The essays collected here cohere around three main contentions. First, they demonstrate that a deeper understanding of diasporic experiences of displacement, colonialism, migration, and racism is critical for the study of women’s religiosities in Canada. Second, these essays show how women engage with discourses of citizenship and multiculturalism as they shape identities for themselves within Canadian diaspora communities. Third, the essays in this collection reveal how women in Canada are conceptualizing tradition, convention, and authority in diverse ways, challenging some prevailing assumptions about diasporic religion.
The essays in Women and Religion in Diasporic Canada engage with diverse research methods to respond to these questions, drawing on interdisciplinary strategies in the Humanities and Social Sciences. Several chapters use qualitative data drawn from interviews and ethnographic observations. Others examine historical documents and memoirs. Some of the contributions turn to representations of diasporic women in literature, film and television to frame an analysis of religiosity and cultural expression. Above all, contributors offer different analytical perspectives across the various religious and ethnic groups examined here.
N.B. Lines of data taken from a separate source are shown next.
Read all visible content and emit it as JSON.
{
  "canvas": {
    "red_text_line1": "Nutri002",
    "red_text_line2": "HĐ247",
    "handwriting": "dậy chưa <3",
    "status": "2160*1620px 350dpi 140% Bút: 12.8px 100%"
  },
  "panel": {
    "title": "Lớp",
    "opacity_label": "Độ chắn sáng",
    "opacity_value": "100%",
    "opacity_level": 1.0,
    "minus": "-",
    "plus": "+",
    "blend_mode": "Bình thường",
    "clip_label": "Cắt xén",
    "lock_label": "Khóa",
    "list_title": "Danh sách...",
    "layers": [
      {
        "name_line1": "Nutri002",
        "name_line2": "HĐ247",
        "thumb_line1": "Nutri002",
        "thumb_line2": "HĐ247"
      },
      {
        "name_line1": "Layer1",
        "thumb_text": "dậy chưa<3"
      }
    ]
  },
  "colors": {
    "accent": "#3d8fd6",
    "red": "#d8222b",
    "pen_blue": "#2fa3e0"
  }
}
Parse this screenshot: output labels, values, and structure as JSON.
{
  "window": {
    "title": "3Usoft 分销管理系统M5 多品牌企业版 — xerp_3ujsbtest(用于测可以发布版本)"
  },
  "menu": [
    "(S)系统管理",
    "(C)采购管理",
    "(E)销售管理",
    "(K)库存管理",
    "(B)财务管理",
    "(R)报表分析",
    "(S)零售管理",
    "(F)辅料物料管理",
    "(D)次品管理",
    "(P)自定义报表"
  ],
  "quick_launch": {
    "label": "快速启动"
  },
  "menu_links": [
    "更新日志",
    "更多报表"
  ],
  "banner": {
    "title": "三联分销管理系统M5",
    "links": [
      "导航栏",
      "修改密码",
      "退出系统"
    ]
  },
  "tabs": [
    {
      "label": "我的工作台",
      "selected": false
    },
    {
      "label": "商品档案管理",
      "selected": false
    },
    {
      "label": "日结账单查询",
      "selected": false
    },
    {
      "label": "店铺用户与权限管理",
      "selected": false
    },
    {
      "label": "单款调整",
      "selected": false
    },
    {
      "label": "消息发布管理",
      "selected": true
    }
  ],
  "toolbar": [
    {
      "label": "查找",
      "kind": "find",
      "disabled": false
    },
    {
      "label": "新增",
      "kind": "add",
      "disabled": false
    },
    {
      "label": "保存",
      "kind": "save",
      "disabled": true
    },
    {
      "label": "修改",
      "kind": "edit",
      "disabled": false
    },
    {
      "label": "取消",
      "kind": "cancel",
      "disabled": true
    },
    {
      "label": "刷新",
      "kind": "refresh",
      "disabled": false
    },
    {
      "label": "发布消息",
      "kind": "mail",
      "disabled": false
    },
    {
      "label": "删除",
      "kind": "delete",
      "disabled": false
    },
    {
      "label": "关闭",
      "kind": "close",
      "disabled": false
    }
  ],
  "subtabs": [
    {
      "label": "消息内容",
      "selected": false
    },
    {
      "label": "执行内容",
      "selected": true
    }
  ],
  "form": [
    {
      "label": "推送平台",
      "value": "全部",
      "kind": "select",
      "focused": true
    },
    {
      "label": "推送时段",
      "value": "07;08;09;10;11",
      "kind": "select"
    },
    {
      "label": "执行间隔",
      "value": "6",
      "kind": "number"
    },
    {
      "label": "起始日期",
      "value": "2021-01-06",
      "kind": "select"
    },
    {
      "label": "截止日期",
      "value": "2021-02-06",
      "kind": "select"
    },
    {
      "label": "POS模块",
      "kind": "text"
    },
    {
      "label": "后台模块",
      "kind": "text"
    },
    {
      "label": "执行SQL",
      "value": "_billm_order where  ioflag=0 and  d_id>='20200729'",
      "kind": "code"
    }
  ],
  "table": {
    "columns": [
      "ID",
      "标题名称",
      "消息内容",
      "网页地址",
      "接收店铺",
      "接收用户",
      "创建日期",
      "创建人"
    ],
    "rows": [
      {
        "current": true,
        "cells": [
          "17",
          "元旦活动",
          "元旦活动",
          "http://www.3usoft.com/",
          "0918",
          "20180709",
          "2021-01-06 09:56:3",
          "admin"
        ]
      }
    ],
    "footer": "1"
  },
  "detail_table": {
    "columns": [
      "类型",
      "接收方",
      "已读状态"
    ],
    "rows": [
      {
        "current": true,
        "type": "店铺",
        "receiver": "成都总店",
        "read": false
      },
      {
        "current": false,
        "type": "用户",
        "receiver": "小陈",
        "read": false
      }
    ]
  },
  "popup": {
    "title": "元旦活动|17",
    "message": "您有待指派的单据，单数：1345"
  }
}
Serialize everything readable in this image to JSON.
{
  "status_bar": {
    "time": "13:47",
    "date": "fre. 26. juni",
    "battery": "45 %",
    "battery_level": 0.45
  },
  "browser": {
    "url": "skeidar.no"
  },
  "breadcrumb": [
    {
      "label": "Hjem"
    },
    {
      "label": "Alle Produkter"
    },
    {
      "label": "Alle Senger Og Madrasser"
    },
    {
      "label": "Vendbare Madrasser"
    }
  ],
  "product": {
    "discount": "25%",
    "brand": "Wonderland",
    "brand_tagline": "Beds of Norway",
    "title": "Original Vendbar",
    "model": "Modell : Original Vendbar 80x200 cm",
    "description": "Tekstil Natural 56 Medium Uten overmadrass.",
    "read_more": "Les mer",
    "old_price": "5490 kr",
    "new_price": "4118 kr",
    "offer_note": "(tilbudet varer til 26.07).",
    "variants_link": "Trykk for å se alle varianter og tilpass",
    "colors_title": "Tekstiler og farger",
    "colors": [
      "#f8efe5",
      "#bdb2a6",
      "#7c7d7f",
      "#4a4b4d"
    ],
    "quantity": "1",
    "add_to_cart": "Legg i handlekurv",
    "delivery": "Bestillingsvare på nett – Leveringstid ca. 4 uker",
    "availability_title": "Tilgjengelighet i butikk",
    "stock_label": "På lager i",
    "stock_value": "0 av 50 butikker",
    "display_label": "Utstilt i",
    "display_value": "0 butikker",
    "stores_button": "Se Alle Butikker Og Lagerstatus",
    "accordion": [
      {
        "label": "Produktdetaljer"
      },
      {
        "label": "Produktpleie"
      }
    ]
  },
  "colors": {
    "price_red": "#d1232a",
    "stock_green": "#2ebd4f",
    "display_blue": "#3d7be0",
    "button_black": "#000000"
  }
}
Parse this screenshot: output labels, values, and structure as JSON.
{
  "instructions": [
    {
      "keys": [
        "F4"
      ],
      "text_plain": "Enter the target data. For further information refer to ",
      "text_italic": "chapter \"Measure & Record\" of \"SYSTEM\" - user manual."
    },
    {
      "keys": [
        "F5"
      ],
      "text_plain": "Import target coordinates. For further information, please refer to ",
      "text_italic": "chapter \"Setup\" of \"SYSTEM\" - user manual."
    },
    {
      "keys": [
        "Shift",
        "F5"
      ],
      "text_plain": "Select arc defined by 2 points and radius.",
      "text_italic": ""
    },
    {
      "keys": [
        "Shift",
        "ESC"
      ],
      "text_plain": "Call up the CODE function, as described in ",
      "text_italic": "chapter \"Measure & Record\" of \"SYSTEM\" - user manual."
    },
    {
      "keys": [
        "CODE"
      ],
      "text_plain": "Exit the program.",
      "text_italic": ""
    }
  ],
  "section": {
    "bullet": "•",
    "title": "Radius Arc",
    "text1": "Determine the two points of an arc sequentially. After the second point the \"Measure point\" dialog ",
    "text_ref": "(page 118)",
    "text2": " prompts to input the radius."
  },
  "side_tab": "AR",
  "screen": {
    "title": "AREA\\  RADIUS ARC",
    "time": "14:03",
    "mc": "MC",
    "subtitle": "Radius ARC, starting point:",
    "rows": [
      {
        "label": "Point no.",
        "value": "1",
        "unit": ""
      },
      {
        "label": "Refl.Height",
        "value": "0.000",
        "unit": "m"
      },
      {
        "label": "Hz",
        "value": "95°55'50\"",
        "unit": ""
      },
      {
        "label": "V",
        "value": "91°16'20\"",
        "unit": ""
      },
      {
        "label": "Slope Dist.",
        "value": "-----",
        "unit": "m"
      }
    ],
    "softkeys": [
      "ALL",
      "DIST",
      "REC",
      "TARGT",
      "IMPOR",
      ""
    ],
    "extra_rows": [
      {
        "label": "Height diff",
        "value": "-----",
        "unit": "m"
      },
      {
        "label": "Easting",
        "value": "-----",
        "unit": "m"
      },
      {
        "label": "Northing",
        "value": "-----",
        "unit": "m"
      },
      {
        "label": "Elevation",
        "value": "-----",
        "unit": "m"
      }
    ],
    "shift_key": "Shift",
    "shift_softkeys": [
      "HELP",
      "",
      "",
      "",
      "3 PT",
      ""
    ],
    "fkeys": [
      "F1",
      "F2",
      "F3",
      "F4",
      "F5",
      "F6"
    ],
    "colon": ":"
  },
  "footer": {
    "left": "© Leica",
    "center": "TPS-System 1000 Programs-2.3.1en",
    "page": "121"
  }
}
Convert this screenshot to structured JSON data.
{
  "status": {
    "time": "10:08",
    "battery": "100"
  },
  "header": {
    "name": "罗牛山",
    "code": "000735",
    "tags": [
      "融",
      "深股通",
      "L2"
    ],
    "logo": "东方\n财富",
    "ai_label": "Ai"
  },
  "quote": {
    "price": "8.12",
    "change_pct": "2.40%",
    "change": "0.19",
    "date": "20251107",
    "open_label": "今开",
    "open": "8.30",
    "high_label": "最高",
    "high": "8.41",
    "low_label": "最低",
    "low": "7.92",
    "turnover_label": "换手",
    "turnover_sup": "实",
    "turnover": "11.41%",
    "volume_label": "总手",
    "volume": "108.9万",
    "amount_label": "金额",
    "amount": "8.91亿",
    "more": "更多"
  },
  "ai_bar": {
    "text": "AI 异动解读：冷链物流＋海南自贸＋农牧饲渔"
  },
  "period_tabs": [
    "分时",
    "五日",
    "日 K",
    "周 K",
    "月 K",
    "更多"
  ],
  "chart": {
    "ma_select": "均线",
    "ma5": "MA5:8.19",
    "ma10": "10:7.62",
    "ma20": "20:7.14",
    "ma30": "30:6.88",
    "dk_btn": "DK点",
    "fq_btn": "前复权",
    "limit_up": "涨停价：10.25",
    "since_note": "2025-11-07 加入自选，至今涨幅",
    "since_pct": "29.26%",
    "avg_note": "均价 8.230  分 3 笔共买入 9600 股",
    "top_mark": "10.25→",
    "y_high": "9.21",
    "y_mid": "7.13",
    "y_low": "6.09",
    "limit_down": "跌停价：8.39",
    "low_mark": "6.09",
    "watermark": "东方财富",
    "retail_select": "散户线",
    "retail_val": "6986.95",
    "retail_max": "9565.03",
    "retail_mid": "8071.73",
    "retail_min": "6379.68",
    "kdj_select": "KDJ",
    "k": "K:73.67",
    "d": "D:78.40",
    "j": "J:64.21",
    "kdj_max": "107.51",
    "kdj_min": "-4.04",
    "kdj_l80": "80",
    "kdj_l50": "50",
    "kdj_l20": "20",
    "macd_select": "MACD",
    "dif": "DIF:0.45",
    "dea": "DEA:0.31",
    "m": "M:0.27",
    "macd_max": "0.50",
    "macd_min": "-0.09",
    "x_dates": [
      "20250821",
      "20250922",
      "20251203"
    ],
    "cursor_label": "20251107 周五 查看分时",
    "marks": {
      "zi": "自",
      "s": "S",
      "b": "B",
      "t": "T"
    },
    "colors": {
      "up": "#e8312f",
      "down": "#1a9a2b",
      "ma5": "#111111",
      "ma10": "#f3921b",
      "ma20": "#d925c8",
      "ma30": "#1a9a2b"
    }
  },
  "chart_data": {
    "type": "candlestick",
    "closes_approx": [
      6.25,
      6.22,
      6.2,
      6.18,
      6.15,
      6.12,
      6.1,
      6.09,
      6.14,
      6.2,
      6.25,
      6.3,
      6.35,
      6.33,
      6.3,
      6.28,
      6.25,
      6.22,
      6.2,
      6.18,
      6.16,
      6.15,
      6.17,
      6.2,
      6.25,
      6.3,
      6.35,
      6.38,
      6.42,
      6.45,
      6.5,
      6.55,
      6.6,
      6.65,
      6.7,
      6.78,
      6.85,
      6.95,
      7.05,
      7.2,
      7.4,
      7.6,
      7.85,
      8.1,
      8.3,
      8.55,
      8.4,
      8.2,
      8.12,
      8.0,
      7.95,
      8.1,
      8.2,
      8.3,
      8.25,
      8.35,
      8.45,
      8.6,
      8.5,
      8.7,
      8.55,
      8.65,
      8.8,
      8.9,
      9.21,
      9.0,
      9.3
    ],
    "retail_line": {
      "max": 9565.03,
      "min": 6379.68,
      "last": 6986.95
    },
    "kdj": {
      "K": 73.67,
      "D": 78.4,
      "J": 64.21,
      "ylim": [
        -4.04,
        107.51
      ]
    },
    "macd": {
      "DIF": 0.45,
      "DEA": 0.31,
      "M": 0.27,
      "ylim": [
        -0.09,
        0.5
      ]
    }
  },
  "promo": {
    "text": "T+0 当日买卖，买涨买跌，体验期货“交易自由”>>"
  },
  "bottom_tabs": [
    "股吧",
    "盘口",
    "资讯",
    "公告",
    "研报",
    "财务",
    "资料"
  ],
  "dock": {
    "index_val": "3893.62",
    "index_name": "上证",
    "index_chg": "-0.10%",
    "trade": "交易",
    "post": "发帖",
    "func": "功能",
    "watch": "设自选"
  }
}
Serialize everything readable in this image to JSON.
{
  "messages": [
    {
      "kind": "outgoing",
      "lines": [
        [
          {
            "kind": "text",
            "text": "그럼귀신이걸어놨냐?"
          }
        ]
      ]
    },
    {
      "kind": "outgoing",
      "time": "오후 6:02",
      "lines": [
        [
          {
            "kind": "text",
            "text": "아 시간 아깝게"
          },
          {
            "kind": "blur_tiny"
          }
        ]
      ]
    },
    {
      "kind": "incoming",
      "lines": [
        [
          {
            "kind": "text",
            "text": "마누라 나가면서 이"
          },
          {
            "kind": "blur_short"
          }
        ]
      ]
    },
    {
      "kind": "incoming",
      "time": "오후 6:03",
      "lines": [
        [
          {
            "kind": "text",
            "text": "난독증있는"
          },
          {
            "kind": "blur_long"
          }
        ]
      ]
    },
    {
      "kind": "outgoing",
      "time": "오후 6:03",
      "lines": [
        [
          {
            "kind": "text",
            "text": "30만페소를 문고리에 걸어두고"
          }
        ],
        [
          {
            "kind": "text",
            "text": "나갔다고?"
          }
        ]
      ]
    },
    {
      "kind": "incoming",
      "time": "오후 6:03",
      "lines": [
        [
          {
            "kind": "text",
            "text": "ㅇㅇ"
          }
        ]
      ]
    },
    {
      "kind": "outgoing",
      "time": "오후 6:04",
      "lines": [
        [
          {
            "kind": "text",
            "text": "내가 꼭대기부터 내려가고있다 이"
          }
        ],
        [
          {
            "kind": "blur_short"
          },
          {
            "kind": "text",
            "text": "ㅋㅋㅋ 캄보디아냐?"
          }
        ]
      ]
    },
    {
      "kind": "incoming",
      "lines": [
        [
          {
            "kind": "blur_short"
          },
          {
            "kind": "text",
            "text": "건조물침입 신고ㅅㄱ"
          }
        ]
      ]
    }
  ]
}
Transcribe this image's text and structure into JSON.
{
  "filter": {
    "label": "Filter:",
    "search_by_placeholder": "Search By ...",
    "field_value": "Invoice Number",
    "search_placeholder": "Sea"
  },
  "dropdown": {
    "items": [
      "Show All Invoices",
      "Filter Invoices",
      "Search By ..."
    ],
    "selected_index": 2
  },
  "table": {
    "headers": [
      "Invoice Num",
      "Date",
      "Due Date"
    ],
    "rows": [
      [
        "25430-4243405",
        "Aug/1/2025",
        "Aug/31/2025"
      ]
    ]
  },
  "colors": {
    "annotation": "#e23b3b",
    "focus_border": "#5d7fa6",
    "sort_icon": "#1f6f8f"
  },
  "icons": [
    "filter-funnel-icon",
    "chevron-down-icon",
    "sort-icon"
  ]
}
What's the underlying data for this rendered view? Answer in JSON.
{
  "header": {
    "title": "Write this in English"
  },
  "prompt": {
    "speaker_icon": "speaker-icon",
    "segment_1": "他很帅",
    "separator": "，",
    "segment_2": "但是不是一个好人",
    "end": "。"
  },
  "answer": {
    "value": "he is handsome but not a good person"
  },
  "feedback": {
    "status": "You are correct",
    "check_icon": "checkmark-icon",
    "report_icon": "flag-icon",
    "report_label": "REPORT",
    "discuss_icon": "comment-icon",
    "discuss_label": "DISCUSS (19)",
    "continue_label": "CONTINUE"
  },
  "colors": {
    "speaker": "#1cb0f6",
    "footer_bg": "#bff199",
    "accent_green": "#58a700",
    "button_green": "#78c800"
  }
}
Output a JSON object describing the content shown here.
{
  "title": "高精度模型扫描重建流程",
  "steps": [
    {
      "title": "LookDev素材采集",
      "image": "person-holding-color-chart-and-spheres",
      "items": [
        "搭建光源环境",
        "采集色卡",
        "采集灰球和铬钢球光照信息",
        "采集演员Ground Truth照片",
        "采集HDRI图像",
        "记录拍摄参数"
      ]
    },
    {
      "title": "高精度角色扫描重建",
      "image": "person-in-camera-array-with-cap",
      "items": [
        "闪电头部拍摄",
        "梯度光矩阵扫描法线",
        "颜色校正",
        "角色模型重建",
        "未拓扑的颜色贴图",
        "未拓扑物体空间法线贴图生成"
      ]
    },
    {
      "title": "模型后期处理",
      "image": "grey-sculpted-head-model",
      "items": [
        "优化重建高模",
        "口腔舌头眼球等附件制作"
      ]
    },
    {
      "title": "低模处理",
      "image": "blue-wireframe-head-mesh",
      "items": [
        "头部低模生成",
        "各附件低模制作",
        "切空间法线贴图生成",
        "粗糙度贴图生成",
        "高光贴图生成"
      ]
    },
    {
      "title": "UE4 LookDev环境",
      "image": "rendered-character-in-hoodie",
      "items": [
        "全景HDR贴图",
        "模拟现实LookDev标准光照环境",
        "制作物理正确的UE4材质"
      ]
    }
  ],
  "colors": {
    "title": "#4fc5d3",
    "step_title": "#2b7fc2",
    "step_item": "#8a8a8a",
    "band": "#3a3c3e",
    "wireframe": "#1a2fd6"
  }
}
Our volume is about self-identified women in ‘diasporic Canada’. We understand women to include cis- and trans- people who self-identify as women. By ‘diasporic Canada’, we refer to ethno-religious communities in Canada that retain some cultural connection to a homeland and/or to other global locations of migration. By focusing on Canada as a location for diasporic communities, rather than tracing multiple nodes of a particular diaspora formation, we are better able to identify how diaspora experiences are shaped in part by discourses of Canadian-ness, and attend to specific histories of migration.
The volume employs diverse theoretical approaches to ‘diaspora’ and uses them to advance the understanding of diasporic women’s religiosities by bringing into focus some of the ways that experiences of migration, religion, and community affect diasporic women’s lives in Canada. To frame the approach of the volume as a coherent whole, we turn to the writings of diaspora theorists Khachig Tölölyan and Lily Cho. Tölölyan writes that diaspora is both “objective and subjective;” he understands the term to refer to “those communities of the dispersed who develop varieties of association that endure at least into their third generation” (2011:8). For Lily Cho, diaspora is “first and foremost a subjective condition marked by the contingencies of long histories of displacements and genealogies of dispossession” (2007:14). She writes that diasporas “are not simply collections of people, communities of scattered individuals bound by some shared history, race or religion, or however we want to break down the definitions and classifications. Rather, they have a relation to power. They emerge in relation to power” (2007:15). Building on this understanding of diaspora as both deeply subjective and historically contingent, the papers will consider how diasporic women’s experiences of gender and religiosity shape, and are shaped by, relations of power, authority, and faith within their communities and in the broader Canadian context.
Year Project Started:
Dr. Sailaja Krishnamurti
Saint Mary's University, Halifax
(e.g type 1000 for 1,000)